• Task instructions:
All entries must be returned precisely as they appear.

[[ Exercise data open ]]

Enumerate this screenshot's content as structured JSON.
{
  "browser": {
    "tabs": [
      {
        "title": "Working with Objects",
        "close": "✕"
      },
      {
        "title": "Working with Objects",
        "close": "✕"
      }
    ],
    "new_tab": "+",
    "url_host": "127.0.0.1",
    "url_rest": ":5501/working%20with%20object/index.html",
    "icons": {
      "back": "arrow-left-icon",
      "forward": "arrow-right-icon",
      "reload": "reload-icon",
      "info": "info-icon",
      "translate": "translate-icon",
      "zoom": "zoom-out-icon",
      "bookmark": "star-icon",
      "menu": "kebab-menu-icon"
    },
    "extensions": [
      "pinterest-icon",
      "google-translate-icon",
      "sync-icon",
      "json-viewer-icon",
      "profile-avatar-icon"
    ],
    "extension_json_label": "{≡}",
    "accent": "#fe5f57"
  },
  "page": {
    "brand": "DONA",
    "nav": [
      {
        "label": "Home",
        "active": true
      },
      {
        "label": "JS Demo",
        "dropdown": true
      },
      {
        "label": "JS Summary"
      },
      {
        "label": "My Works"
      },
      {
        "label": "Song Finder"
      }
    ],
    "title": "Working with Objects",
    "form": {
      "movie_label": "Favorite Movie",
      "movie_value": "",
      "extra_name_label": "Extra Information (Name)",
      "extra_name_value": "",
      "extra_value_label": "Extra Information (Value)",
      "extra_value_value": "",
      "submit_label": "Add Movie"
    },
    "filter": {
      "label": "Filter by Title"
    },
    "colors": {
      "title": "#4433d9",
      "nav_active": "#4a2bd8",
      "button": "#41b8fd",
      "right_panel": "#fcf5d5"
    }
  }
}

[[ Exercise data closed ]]

• Finished task:
Enumerate this screenshot's content as structured JSON.
{
  "browser": {
    "tabs": [
      {
        "title": "Working with Objects",
        "close": "✕"
      },
      {
        "title": "Working with Objects",
        "close": "✕"
      }
    ],
    "new_tab": "+",
    "url_host": "127.0.0.1",
    "url_rest": ":5501/working%20with%20object/index.html",
    "icons": {
      "back": "arrow-left-icon",
      "forward": "arrow-right-icon",
      "reload": "reload-icon",
      "info": "info-icon",
      "translate": "translate-icon",
      "zoom": "zoom-out-icon",
      "bookmark": "star-icon",
      "menu": "kebab-menu-icon"
    },
    "extensions": [
      "pinterest-icon",
      "google-translate-icon",
      "sync-icon",
      "json-viewer-icon",
      "profile-avatar-icon"
    ],
    "extension_json_label": "{≡}",
    "accent": "#fe5f57"
  },
  "page": {
    "brand": "DONA",
    "nav": [
      {
        "label": "Home",
        "active": true
      },
      {
        "label": "JS Demo",
        "dropdown": true
      },
      {
        "label": "JS Summary"
      },
      {
        "label": "My Works"
      },
      {
        "label": "Song Finder"
      }
    ],
    "title": "Working with Objects",
    "form": {
      "movie_label": "Favorite Movie",
      "movie_value": "",
      "extra_name_label": "Extra Information (Name)",
      "extra_name_value": "",
      "extra_value_label": "Extra Information (Value)",
      "extra_value_value": "",
      "submit_label": "Add Movie"
    },
    "filter": {
      "label": "Filter by Title"
    },
    "colors": {
      "title": "#4433d9",
      "nav_active": "#4a2bd8",
      "button": "#41b8fd",
      "right_panel": "#fcf5d5"
    }
  }
}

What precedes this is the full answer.